The fate of political movements comes down to a simple adage: Either you master history or history masters you. In the case of the recently mighty Republican Party, we are about to see if it can truly get beyond the obsessive roller-coaster ride that has been the Trump era.
The current impeachment saga highlights the two dueling political narratives as to how to do this. In a test vote initiated by Republican Sen. Rand Paul of Kentucky, calling for dismissal of the second impeachment of former President Donald Trump as unconstitutional, 45 Republican senators voted to dismiss the charges, with only five of their colleagues siding with the Democrats to continue the trial. Given that fully 17 Republican senators would have to side with the 50 Democrats to convict Trump, it is highly likely that — while the former president is the first president in American history to be impeached twice — he will again escape conviction.
The five Republican dissenters and the 50 Democrats have a view of how to get beyond Trump that goes something like this: First, a failure to hold Trump accountable for lighting the fuse that set the Jan. 6 Capitol Hill insurrection into motion would be a gross dereliction of duty, giving the ex-president the veneer of total immunity for his disastrous actions. Second, there is historical precedent in impeaching a former official: In 1876, the Senate failed to convict former Secretary of War William Belknap in a financial scandal after he had already resigned his office. Third, the penalty for conviction — disallowing him from running for office again — fits the crime of which Trump stands accused. The fourth argument, this one advanced by Republicans only, is that the only way to begin to lessen and limit Trump’s extraordinary popularity within the GOP is to tar him with the stigma of an impeachment conviction. Hard as it is for non-Trump supporters to fathom, the ex-president is by far the most popular Republican chief executive with the Republican base since modern polling began in the 1920s.
A CNN poll, taken this month, found that 80 percent of Republicans still supported Trump, even after the insurrection. As rabid Trump supporter Rep. Marjorie Taylor Greene bluntly put it: “The vast majority of Republican voters, volunteers, and donors are no longer loyal to the GOP, Republican Party, and candidates just because they have an ‘R’ by their name. Their loyalty now lies with Trump.”
Whether this is true or not (and former Republican mega-donors have been deserting the party in droves because of Trump’s actions), this is the great fear of the wing of the party that sees the president as an extra-constitutional millstone, doomed to drown the Republicans in his excesses. For those holding this view, Trump’s conviction would amount to a seminal moment when the GOP comes back to its senses, with Trump’s stranglehold on the party finally lessening.
The majority Republican view to this is almost diametrically opposed. First, horribly irresponsible as it was, Trump cannot be tried for free speech; he is allowed (and is not alone in American political history) to tell his supporters to “fight like hell” for his political cause, never expecting them to take him literally.
A form of Trumpism without Trump must be adopted by the party, whether its members are specifically enamored with the former president himself or not.
Dr. John C. Hulsman
Second, the Senate has no business hounding a former government official, with the whole impeachment process merely making Trump a martyr to his followers, the worst course of action there could be. As his former National Security Adviser (now turned enemy) John Bolton noted as to why he was against Trump’s conviction: “Attention is what Trump lives for.

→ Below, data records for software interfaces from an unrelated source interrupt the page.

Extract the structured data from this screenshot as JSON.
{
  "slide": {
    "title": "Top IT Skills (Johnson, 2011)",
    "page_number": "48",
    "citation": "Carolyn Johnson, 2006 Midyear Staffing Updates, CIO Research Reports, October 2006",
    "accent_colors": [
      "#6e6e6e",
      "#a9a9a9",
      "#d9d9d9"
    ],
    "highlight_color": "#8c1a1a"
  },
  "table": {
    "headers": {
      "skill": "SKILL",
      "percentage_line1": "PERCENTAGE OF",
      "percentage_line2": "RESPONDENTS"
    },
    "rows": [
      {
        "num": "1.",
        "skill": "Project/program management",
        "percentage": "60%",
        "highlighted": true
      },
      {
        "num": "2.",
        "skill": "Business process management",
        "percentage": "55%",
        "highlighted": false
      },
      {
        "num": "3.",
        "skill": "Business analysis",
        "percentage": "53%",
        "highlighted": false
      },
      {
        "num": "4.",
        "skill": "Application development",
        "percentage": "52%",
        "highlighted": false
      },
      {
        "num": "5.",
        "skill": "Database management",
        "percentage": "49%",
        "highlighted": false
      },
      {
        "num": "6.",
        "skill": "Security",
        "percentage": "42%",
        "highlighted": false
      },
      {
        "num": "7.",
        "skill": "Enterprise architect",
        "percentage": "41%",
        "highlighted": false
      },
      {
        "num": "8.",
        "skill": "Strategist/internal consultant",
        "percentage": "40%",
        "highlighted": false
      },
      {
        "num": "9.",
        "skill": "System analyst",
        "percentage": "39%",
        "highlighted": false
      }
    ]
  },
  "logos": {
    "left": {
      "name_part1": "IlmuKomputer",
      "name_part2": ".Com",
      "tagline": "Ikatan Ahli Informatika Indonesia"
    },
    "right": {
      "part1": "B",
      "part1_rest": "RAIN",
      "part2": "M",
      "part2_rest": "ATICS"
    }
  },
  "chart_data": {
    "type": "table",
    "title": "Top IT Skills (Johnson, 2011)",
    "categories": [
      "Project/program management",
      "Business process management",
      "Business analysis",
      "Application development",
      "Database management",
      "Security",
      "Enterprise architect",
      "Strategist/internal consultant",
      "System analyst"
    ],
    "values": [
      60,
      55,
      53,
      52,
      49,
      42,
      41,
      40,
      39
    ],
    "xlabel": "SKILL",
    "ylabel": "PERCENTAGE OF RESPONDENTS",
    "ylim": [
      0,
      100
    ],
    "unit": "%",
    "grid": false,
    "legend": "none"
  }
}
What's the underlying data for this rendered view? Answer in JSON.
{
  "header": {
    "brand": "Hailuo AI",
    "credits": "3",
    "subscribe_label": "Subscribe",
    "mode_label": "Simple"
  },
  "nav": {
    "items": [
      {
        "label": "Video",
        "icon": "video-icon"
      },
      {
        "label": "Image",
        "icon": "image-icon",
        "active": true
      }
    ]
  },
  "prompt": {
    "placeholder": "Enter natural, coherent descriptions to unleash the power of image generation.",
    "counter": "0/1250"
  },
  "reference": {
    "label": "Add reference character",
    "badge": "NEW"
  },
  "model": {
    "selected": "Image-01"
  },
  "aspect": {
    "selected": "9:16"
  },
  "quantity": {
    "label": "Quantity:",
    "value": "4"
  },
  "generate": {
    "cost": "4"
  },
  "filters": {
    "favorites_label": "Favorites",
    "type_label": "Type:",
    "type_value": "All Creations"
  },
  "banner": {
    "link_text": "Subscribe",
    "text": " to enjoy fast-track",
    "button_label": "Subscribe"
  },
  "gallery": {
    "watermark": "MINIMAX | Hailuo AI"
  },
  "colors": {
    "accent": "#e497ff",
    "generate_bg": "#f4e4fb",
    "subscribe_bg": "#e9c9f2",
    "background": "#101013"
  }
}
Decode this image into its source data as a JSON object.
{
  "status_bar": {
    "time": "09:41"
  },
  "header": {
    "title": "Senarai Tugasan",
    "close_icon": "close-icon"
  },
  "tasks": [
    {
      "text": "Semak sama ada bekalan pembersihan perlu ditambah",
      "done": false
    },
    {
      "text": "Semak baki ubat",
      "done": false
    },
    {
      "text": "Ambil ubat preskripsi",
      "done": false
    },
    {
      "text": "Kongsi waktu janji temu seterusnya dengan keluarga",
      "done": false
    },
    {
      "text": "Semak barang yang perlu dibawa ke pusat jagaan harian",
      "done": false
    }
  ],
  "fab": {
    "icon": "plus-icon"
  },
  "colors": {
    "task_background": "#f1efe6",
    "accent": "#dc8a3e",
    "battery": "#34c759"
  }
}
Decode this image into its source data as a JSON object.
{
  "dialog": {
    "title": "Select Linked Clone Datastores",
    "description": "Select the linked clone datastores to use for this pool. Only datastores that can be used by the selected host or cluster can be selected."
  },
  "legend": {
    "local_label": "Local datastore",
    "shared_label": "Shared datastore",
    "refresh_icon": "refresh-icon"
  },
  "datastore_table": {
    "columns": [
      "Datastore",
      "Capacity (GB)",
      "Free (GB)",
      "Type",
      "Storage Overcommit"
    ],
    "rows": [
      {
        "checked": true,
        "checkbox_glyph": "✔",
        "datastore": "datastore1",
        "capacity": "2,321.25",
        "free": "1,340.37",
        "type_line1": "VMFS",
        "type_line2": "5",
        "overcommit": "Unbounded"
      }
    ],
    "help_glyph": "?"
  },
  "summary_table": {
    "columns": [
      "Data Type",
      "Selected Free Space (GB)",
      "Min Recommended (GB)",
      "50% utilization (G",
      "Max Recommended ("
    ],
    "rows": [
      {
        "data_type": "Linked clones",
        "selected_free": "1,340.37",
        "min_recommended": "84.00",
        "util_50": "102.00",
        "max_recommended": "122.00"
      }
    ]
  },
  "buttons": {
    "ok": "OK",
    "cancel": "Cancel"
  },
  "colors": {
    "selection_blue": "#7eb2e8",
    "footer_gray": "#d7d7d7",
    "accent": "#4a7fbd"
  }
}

If they (the Senate) really want to punish him, if they wanted to inflict the most terrible fate possible, they would simply ignore him.”
So how should the Republican Party proceed following the insurrection of Jan. 6, an epoch-altering event that has the dangerous potential to toxify the GOP for a generation? First, Trump must be held accountable for his extra-constitutional actions. I would advocate a Senate censure of Trump, which would be a significant stain on his name, but a lesser one to conviction. Any Republican not agreeing to this — to the basic, irrefutable fact that Trump did something very wrong — is merely serving as an apologist for such behavior.
However, trying to forget that Trump ever existed doesn’t seem a viable way for the party to move forward. A form of Trumpism without Trump — based on his hawkish China views, deregulatory instincts, concern for the working people of the country, support for the nomination of originalist judges, and belief in tax cuts — must be adopted by the party at large, whether its members are specifically enamoured with the former president himself or not.
But, likewise, the Republican Party must explicitly refute the aspects of political life where Trump went off the rails: His flirtation with extra-constitutionalism, crude trashing of political norms, and selfish disparagement of objective facts. It is this strange intellectual fusion of what Trumpism has brought to the party and where it must be entirely repudiated that is the only way for the Republicans to move on and survive. The GOP must master Trump if it is to master history.
- Dr. John C. Hulsman is the president and managing partner of John C. Hulsman Enterprises, a prominent global political risk consulting firm. He is also senior columnist for City AM, the newspaper of the City of London. He can be contacted via chartwellspeakers.com.